# [STORED DATA]
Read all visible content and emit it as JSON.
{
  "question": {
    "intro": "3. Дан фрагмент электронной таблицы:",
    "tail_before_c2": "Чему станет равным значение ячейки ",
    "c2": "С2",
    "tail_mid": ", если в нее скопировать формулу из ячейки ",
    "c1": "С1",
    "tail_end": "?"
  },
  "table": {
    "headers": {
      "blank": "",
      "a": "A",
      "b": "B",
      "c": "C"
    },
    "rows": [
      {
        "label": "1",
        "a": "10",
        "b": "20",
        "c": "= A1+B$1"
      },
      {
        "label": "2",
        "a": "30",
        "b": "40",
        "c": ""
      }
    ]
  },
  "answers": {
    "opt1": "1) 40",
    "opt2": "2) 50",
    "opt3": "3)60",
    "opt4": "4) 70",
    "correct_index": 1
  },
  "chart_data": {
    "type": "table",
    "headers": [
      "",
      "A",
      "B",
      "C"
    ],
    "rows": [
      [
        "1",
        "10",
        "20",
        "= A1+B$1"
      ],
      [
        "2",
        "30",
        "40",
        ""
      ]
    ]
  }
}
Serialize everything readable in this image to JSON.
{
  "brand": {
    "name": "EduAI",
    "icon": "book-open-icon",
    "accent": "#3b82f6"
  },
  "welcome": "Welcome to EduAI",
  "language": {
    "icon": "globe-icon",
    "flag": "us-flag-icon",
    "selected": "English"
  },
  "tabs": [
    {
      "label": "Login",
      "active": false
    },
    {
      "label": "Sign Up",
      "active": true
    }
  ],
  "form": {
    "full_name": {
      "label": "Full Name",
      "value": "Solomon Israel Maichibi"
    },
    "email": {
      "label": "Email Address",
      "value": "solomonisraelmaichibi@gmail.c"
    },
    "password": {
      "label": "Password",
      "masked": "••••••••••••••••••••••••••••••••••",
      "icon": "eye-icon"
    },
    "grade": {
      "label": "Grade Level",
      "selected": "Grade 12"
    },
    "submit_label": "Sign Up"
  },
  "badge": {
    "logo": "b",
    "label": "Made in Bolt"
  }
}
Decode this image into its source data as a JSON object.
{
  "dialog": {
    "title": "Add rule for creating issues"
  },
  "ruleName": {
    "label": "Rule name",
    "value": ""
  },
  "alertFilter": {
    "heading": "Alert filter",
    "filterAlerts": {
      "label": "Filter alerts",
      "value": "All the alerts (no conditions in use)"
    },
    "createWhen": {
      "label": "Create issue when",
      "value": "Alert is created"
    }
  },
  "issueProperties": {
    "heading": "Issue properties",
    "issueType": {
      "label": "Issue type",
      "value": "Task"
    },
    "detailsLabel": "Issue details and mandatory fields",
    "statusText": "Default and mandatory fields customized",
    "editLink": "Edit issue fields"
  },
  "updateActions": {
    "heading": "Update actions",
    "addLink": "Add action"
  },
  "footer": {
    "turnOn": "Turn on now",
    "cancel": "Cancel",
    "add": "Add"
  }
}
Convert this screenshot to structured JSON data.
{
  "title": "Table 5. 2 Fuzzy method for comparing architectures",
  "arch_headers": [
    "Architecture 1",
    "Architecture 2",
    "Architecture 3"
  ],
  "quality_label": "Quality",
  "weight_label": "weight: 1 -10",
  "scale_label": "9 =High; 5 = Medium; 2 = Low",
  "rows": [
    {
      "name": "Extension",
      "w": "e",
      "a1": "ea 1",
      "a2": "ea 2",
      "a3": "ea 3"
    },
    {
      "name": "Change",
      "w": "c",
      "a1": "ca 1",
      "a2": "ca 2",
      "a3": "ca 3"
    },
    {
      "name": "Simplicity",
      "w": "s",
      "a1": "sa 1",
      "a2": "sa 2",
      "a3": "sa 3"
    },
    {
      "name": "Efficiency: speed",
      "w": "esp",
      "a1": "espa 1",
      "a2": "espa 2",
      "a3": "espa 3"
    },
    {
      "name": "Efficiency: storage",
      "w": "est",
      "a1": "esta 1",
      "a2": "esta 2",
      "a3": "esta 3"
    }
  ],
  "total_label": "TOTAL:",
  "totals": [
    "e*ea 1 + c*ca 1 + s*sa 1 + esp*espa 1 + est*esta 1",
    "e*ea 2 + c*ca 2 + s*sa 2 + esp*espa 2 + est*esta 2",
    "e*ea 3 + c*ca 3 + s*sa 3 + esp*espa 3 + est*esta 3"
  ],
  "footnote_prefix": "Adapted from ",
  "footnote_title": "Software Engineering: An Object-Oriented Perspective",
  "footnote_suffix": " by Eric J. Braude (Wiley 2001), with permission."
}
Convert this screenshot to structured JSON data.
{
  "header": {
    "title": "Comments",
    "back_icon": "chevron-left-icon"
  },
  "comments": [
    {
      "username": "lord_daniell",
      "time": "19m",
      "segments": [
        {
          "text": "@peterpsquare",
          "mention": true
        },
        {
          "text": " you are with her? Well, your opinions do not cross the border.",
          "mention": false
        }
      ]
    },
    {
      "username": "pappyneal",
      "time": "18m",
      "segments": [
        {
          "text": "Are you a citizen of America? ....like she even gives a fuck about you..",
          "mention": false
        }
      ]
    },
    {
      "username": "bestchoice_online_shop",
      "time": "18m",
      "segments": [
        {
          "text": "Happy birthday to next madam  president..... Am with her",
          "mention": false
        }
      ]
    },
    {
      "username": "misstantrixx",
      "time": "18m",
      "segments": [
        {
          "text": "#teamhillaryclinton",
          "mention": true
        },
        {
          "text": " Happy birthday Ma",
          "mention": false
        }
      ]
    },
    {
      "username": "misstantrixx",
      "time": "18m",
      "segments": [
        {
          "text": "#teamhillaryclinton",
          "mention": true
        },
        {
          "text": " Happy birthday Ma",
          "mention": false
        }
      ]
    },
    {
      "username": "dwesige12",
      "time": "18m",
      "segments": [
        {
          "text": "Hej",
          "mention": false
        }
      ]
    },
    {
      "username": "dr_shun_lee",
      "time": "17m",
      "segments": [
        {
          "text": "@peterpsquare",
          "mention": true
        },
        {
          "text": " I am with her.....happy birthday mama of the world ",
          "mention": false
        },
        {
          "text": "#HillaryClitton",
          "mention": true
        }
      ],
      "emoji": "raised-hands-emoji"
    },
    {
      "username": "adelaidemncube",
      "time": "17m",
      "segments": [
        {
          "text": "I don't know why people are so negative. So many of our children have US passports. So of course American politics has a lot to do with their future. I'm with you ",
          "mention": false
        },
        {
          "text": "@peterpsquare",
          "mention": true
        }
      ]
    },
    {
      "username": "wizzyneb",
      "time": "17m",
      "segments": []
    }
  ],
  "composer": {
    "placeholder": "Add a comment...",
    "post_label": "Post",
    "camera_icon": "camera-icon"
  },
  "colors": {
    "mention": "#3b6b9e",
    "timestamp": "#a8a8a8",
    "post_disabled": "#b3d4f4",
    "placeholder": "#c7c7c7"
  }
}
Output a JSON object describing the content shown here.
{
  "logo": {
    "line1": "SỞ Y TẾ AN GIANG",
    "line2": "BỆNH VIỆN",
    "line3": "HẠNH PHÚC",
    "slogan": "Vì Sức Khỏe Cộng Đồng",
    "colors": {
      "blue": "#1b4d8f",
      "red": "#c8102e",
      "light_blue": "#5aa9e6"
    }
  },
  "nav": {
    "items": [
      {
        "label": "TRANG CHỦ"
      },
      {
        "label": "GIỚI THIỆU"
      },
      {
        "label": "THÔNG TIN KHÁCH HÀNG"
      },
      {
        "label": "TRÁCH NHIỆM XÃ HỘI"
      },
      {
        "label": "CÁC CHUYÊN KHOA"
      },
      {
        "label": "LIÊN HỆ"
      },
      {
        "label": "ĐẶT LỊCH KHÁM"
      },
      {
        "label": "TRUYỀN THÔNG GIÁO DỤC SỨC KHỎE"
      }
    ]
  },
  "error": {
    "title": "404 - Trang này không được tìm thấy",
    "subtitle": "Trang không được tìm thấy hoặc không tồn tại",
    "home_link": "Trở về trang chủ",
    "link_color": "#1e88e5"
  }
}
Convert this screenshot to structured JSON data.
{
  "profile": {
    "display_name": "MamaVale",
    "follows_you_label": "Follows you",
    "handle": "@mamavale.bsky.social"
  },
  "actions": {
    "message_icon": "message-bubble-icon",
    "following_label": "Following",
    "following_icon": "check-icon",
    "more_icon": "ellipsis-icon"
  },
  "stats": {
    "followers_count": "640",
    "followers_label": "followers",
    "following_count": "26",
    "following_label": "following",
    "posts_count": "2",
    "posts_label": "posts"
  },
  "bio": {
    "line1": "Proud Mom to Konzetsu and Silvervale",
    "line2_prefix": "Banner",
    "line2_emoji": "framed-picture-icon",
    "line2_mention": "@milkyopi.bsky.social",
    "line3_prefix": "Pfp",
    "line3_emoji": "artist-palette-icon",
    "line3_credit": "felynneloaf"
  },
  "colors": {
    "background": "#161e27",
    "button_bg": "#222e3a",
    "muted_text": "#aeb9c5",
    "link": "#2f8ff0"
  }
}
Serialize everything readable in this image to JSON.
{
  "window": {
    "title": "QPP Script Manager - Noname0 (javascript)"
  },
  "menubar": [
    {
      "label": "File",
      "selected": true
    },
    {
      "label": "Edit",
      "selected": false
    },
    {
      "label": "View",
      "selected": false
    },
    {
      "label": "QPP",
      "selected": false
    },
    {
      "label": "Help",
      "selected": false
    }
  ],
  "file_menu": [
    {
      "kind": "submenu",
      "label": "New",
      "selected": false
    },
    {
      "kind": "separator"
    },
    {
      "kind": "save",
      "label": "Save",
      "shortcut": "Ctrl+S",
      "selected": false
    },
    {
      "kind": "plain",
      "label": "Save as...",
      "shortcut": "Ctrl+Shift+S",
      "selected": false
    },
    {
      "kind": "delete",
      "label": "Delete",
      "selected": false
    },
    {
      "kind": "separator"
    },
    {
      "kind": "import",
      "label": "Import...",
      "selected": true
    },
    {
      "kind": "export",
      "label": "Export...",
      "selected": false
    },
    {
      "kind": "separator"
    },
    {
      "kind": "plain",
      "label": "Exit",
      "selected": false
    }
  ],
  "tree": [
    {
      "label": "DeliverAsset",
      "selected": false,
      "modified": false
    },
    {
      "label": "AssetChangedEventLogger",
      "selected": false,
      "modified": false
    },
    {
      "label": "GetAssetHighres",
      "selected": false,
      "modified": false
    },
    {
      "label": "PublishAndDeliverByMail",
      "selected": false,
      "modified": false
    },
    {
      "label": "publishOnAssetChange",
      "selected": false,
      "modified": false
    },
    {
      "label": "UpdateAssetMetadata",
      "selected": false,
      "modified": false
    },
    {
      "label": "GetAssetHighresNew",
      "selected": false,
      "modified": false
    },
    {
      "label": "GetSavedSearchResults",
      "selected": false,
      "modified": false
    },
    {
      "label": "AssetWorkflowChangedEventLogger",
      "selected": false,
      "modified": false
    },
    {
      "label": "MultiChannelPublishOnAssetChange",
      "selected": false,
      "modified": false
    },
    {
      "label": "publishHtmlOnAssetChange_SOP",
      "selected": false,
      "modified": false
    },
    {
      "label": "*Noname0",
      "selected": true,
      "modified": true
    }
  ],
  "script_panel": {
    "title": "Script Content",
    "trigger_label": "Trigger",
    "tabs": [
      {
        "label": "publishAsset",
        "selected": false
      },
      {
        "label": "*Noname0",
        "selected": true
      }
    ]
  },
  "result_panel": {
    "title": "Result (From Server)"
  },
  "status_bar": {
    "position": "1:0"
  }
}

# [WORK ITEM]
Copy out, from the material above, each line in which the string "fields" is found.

# [RESULT OF THE TASK]
    "detailsLabel": "Issue details and mandatory fields",
    "statusText": "Default and mandatory fields customized",
    "editLink": "Edit issue fields"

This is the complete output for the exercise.